[ENG] Inchiesta sulle armi di distruzione di massa trovate in Maryland
- Subject: [ENG] Inchiesta sulle armi di distruzione di massa trovate in Maryland
- From: Carlo Gubitosa <c.gubitosa at peacelink.it>
- Date: Fri, 30 May 2003 15:33:33 +0200
US finds evidence of WMD at last - buried in a field in Maryland
Julian Borger in Washington
Wednesday May 28, 2003
The good news for the Pentagon yesterday was that its investigators had
finally unearthed evidence of weapons of mass destruction, including 100
vials of anthrax and other dangerous bacteria.
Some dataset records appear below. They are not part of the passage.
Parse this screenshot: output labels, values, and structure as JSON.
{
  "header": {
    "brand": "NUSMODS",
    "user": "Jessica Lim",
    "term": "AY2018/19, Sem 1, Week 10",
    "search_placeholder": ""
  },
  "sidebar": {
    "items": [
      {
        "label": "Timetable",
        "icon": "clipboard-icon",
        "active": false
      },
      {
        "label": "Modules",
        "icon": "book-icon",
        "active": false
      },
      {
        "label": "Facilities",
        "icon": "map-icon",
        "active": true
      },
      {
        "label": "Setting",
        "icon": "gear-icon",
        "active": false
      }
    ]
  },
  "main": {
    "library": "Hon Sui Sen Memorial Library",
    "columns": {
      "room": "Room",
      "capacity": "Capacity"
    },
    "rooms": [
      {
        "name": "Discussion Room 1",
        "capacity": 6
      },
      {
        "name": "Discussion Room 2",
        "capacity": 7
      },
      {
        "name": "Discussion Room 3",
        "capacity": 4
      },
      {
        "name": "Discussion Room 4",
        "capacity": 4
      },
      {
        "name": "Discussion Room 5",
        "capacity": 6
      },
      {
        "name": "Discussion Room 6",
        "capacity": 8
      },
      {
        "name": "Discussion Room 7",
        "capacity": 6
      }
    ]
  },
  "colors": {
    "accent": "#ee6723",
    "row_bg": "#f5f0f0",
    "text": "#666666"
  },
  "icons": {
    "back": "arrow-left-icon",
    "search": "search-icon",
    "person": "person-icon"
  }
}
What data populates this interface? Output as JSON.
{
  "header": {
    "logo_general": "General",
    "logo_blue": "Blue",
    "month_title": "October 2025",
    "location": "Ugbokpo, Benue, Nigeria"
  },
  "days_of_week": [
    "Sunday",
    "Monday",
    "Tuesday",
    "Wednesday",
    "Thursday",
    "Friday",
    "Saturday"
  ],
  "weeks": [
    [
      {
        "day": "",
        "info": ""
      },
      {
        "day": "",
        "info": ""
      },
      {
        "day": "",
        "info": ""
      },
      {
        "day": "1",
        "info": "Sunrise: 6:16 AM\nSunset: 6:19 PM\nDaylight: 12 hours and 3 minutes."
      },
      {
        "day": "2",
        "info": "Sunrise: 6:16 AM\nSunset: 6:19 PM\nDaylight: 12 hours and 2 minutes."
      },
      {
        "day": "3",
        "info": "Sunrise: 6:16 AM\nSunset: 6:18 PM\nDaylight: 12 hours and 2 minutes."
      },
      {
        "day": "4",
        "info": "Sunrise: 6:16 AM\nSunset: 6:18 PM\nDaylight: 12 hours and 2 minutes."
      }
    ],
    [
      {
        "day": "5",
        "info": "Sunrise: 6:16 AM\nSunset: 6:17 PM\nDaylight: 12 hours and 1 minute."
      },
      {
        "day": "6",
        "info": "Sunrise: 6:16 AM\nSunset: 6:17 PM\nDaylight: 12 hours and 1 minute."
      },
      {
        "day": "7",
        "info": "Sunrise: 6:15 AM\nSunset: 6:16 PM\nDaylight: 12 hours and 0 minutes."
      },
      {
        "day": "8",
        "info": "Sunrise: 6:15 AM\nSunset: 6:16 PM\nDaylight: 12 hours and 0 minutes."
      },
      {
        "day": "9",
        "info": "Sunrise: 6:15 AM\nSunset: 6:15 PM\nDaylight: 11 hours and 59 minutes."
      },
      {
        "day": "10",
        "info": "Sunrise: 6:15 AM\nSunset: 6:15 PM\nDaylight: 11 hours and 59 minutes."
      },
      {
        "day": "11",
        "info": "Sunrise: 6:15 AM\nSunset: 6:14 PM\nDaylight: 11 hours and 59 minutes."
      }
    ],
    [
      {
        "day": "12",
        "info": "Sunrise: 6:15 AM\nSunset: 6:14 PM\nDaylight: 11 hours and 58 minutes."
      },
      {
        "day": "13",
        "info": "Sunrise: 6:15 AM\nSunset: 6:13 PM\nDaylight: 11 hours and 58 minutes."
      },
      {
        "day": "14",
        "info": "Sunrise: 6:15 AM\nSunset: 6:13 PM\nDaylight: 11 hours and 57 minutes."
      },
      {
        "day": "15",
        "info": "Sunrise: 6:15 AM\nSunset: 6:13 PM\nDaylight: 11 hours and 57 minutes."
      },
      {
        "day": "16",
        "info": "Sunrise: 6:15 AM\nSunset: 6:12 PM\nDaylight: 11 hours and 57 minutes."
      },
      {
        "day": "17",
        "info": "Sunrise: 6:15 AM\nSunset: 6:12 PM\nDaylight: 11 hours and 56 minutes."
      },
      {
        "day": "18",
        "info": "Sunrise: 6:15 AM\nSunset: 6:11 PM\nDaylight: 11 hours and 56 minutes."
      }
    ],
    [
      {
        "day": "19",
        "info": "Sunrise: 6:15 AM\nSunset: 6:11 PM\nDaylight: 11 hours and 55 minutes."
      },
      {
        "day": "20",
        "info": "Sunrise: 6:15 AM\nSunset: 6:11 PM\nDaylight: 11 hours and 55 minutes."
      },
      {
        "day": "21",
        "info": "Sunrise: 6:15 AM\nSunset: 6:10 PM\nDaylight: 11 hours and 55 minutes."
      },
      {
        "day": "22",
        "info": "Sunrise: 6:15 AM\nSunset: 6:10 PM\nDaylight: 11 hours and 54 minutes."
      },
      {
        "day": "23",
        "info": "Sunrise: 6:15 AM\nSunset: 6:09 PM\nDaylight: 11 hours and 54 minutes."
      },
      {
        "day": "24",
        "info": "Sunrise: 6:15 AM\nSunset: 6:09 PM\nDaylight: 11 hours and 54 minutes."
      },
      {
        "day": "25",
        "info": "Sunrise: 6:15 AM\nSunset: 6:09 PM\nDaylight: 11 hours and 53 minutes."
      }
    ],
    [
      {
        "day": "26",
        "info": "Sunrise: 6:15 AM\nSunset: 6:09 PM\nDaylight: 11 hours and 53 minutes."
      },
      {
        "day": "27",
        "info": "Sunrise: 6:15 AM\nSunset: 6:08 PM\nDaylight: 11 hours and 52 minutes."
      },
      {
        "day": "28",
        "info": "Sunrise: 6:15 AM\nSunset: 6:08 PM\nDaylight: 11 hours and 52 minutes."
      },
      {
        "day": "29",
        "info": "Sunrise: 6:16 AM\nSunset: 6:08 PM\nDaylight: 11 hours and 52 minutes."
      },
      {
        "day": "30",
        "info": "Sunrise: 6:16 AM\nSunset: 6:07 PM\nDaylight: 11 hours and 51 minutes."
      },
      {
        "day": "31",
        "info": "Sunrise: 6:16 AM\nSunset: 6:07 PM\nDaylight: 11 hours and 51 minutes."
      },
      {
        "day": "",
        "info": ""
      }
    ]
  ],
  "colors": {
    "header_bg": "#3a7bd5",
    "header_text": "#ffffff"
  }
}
The bad news was that the stash was found, not in Iraq, but fewer than 50
miles from Washington, near Fort Detrick in the Maryland countryside.
The anthrax was a non-virulent strain, and the discoveries are apparently
remnants of an abandoned germ warfare programme. They merited only a local
news item in the Washington Post.
But suspicious finds in Iraq have made front-page news (before later being
cleared), given the failure of US military inspection teams to find
evidence of the weapons that were the justification for the March invasion.
Even more embarrassing for the Pentagon, there was no documentation about
the various biological agents disposed of at the US bio-defence centre at
Fort Detrick. Iraq's failure to come up with paperwork proving the
destruction of its biological arsenal was portrayed by the US as evidence
of deception in the run-up to the war.
In an effort to explain why no chemical or biological weapons had been
found in Iraq, the US defence secretary, Donald Rumsfeld, said yesterday
the regime may have destroyed them before the war.
Speaking to the New York-based Council on Foreign Relations thinktank, he
said the speed of U.S. advance may have caught Iraq by surprise, but added:
"It is also possible that they decided that they would destroy them prior
to a conflict."
The US germ warfare programme at Fort Detrick was officially wound up in
1969, but the base has maintained a stock of nasty bugs to help maintain
America's defences against biological attack.
The leading theory about the unsolved anthrax letter attacks in 2001 is
that they were carried out by a disgruntled former Fort Detrick employee;
equipment found dumped in a pond eight miles from the base has been linked
to the crimes.
The Fort Detrick clean-up has unearthed over 2,000 tonnes of hazardous waste.
The sanitation crews were shocked to find vials containing live bacteria.
As well as the vaccine form of anthrax, the discarded biological agents
included Brucella melitensis, which causes the virulent flu-like disease
brucellosis, and klebsiella, a cause of pneumonia.